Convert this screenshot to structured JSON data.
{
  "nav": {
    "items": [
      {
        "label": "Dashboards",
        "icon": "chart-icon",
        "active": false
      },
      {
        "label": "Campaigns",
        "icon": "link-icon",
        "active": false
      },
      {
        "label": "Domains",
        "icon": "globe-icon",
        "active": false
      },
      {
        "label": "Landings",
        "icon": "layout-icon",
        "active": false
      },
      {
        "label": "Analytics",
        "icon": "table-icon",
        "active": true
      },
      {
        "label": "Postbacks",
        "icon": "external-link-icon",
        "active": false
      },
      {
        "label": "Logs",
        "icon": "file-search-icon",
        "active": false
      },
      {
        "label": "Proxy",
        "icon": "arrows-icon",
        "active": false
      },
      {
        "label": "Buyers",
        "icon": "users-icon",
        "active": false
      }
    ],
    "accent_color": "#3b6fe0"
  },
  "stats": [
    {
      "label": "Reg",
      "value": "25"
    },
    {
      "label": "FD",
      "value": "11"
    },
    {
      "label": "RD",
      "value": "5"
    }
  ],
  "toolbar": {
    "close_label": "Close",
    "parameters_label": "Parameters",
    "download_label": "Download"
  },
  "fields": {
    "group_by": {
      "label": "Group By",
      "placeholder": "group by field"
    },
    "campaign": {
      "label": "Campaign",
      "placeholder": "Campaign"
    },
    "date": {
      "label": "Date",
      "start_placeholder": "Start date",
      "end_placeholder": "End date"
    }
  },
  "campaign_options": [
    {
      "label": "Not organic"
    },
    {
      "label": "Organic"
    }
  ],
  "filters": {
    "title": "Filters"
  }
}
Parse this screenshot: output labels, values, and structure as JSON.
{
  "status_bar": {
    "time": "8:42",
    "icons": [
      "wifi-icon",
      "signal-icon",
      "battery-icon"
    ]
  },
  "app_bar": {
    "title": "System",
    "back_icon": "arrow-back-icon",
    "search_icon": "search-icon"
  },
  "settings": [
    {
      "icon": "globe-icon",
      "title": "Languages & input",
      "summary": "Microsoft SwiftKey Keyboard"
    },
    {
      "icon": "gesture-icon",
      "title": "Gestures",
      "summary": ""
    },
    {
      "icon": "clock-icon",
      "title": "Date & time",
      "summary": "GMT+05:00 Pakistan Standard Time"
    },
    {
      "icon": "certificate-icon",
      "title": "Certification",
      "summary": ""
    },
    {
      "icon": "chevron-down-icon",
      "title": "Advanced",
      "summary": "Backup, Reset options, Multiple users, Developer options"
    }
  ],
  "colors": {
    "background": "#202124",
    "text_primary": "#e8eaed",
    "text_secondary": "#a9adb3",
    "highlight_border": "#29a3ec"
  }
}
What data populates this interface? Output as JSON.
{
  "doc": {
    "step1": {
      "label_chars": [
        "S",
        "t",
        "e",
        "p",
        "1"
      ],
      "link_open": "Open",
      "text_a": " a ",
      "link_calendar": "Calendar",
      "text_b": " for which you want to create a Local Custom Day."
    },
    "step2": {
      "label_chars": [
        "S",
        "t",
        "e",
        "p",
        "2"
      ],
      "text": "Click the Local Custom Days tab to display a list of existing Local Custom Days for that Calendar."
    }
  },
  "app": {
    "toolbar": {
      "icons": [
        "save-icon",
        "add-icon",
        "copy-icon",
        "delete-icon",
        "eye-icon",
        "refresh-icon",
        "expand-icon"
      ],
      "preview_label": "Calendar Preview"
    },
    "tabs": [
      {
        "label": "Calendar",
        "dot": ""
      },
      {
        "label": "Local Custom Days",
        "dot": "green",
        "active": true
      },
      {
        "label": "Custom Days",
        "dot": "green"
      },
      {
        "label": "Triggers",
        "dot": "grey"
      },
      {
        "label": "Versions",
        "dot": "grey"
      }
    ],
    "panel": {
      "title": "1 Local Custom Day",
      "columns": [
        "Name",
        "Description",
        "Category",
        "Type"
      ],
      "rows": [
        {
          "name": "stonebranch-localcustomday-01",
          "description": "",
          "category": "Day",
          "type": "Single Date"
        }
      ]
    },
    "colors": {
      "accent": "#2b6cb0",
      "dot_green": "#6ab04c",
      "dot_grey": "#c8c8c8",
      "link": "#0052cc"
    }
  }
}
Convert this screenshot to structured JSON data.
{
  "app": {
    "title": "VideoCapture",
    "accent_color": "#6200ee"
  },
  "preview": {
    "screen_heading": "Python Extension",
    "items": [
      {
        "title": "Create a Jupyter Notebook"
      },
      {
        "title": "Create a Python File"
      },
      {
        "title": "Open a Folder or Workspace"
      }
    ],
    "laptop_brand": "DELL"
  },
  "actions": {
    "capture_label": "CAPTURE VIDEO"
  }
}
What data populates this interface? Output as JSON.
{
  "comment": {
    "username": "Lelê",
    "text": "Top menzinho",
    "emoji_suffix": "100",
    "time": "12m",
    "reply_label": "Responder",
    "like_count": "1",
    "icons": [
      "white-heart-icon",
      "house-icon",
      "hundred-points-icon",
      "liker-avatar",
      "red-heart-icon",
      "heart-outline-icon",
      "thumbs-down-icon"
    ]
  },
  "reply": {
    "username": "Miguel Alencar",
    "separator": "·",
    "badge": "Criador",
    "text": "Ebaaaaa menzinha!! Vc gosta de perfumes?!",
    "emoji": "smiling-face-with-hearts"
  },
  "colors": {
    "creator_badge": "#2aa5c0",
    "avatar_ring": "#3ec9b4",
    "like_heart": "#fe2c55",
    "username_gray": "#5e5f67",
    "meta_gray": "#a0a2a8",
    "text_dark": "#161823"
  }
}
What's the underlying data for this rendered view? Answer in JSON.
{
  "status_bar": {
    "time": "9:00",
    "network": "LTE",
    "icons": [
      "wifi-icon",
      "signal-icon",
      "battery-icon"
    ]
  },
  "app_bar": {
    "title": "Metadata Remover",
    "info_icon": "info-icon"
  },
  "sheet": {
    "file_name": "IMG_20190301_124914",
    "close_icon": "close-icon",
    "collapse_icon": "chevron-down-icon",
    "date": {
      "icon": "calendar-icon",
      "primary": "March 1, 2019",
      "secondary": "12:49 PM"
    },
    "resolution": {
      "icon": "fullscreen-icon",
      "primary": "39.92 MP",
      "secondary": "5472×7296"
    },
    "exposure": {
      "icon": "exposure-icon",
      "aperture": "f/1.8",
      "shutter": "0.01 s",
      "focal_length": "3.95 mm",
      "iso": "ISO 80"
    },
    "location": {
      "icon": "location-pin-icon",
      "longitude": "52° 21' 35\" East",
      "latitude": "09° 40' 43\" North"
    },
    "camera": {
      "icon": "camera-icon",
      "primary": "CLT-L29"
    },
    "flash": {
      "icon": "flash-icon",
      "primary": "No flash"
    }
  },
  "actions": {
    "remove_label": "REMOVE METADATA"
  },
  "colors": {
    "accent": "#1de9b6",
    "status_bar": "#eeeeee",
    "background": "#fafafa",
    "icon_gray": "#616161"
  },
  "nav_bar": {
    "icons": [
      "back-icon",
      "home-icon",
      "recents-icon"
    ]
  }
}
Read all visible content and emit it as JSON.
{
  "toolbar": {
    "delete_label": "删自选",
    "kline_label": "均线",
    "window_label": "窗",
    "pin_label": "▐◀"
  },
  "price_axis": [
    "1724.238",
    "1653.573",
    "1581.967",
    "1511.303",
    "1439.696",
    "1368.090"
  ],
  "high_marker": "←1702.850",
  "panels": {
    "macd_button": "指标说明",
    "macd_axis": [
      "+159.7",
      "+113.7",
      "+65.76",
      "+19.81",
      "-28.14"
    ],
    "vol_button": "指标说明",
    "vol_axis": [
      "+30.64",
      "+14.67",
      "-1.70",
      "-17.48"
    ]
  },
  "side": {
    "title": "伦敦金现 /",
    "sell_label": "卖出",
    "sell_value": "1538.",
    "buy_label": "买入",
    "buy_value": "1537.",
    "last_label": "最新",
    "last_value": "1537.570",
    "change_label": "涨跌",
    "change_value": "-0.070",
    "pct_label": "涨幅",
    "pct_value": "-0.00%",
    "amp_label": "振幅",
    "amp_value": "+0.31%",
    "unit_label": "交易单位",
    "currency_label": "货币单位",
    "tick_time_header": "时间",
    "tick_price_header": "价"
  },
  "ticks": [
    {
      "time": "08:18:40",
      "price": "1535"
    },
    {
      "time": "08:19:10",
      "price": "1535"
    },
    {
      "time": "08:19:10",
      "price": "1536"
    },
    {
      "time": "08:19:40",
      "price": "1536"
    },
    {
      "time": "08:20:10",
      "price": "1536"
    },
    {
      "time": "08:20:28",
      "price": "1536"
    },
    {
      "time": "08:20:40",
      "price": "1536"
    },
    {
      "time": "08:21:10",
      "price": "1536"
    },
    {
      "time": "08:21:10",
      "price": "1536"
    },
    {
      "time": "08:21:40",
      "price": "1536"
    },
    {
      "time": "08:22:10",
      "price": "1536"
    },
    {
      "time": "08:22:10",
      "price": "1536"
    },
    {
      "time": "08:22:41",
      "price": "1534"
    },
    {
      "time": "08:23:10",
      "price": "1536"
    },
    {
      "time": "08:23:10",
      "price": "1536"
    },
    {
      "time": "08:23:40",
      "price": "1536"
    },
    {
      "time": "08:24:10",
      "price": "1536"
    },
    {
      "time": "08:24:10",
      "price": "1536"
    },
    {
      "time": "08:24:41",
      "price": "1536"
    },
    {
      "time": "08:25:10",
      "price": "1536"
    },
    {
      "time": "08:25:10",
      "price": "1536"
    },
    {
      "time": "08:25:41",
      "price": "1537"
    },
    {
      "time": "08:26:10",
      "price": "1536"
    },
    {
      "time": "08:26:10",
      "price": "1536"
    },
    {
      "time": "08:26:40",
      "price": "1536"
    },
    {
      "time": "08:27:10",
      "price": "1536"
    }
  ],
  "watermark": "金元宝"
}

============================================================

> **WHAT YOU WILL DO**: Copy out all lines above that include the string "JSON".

> **WRITTEN ANSWER**:
Convert this screenshot to structured JSON data.
Parse this screenshot: output labels, values, and structure as JSON.
What data populates this interface? Output as JSON.
Convert this screenshot to structured JSON data.
What data populates this interface? Output as JSON.
What's the underlying data for this rendered view? Answer in JSON.
Read all visible content and emit it as JSON.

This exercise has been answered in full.